September 5, 2009


Finally! Blogger is allowing me to upload again. Forgive my five-month silence and thank you for the gentle - and the not-so-gentle - prompts to keep writing. A day feels incomplete to me until I have poured some words out as my soul seeks to make sense of the world in which I am living.

Now, here, in a land so different from the one in which I have spent most of my life, I need to write more than ever before. As I write, I hold circumstances with all their attendant joys and sorrows up to the brightness of the sun. I peer closely to find meaning in each shifting glint. As I construct sentences and paragraphs, revisiting events and conversations of the day, I glean meaning from the state of affairs that stretch my soul each day. I seek to discard the chaff and, hopefully, retain the nourishing life lessons that shift me closer to being all I can be, giving all that I can give.

There are days when the arrogance of my human soul astounds me as I attempt to draw logical understanding from unutterable suffering. Mostly, there is no sense to be made. On other days, when my soul is tired and needs to rest from trying to understand all it witnesses, I rest from thinking and I just feel. Oh what a relief that is! Even when the feelings are deep and painful and shake me to the core, it is a relief to lay down my need to understand.

I am learning just to be. I am seeking to master the art of breathing slowly and deeply through each minute and each circumstance, no matter what comes my way. I have entrusted my soul to someone greater and my circumstances to the goodness of the God who designed me for the life I have been called to live.
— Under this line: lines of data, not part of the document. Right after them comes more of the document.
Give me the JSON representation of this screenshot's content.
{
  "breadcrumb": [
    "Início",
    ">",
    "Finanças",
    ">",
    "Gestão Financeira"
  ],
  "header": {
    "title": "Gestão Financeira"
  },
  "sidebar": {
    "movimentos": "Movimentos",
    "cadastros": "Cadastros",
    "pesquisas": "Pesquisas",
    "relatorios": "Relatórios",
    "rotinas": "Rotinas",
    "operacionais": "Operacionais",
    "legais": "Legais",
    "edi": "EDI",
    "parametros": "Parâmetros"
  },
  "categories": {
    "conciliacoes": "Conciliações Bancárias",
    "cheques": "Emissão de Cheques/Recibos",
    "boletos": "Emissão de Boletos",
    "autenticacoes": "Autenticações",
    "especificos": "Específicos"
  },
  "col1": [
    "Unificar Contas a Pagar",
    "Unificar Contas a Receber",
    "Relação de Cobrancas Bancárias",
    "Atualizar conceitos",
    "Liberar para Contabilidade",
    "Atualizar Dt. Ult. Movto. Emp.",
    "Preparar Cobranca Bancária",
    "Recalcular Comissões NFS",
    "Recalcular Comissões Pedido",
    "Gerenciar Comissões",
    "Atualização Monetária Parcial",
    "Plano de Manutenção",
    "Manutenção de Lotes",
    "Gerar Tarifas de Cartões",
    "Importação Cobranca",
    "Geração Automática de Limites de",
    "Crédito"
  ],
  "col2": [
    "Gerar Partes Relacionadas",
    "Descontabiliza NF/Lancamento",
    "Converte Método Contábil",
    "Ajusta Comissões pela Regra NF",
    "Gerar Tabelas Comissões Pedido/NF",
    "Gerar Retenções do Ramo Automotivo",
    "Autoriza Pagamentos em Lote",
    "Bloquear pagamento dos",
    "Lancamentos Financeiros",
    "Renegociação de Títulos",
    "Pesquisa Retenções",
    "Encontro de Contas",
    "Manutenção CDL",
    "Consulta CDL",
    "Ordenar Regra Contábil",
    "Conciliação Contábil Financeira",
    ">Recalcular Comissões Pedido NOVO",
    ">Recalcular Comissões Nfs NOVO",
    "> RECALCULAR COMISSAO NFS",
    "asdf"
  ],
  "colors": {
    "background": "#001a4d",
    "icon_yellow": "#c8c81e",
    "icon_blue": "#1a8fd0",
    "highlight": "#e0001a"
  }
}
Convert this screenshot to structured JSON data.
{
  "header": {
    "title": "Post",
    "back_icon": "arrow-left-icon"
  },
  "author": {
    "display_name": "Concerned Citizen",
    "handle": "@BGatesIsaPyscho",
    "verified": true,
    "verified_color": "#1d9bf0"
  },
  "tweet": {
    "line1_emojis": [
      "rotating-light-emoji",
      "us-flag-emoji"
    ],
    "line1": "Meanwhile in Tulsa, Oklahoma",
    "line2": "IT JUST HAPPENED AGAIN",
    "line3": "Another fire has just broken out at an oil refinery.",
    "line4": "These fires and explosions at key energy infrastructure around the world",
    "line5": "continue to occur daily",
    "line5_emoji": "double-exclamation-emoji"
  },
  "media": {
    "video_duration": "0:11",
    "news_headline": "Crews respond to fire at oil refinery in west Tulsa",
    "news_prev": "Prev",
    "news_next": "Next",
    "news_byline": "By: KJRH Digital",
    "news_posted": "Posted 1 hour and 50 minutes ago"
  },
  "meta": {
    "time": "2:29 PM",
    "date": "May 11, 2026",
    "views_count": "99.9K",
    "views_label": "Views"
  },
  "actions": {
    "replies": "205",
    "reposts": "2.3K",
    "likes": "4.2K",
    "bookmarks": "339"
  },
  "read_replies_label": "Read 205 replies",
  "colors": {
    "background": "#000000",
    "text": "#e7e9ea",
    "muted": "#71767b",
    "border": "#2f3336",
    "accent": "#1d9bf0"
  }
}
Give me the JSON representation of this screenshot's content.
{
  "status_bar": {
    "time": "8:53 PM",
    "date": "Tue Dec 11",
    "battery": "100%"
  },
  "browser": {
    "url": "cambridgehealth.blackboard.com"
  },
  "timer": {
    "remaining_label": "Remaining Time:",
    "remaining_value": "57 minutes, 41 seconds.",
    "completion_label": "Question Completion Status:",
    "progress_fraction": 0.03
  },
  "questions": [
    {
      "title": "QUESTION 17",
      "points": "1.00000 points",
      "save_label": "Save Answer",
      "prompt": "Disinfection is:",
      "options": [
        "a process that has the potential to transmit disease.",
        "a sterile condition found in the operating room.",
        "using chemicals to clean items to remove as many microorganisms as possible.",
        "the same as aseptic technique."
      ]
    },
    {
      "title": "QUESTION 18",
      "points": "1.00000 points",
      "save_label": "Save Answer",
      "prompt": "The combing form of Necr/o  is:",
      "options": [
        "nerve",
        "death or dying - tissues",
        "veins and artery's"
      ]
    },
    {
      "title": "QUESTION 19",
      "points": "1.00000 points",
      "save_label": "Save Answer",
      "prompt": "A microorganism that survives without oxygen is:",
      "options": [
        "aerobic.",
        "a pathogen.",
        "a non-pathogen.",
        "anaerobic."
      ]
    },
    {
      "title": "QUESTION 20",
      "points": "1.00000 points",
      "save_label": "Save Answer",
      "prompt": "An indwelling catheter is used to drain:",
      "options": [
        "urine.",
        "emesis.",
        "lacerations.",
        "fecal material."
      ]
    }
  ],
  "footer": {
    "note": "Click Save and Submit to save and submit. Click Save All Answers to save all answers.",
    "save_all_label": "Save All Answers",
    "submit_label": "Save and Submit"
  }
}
Ah the peace in trusting!

Since my last post, life has moved apace as it only can in Mozambique. I have watched again and again as friends and coworkers grieve the deaths of friends and family members. I have witnessed three Mozambican marriages, welcomed several new babies into the Zimpeto family, moved house for the fourth time this year, sadly farewelled old friends and welcomed new ones.

I had my first run-in with a shapa (public minivan) as its driver tried to squeeze between my vehicle and the truck coming in the opposite direction. The shapa driver was obviously a man of faith – after all, faith is being sure of what we do not see: he tried to get his vehicle through a gap that did not exist and he succeeded. Despite the shapa catching my side mirror, there was no damage to my vehicle. Note to self: never assume two lanes mean two lanes.

Here at the Centre, I continue to struggle with the language, inflicting my appalling but gradually improving grammar on anyone who stops long enough to listen. I will never surrender! The toddlers now occasionally understand and respond to my Portuguese. The teenagers still laugh. Some of the little ones have come close to mastering my name: more “Winda” than Wendy but that’s OK with me, especially when grubby fingers are reaching for a hug while faces beam, content and satisfied and asking for nothing more than a cuddle and a smile. And a song sung to the strumming of my new guitar, sent to me by some school students in Sydney, Australia. Thank you!

Days have turned into weeks and weeks into months as the year flies past. The mild, perfectly pleasant winter is now making way for spring and I am continually challenged to make the most of every moment of my days. And still I can say with all my heart that I would be nowhere else in the world.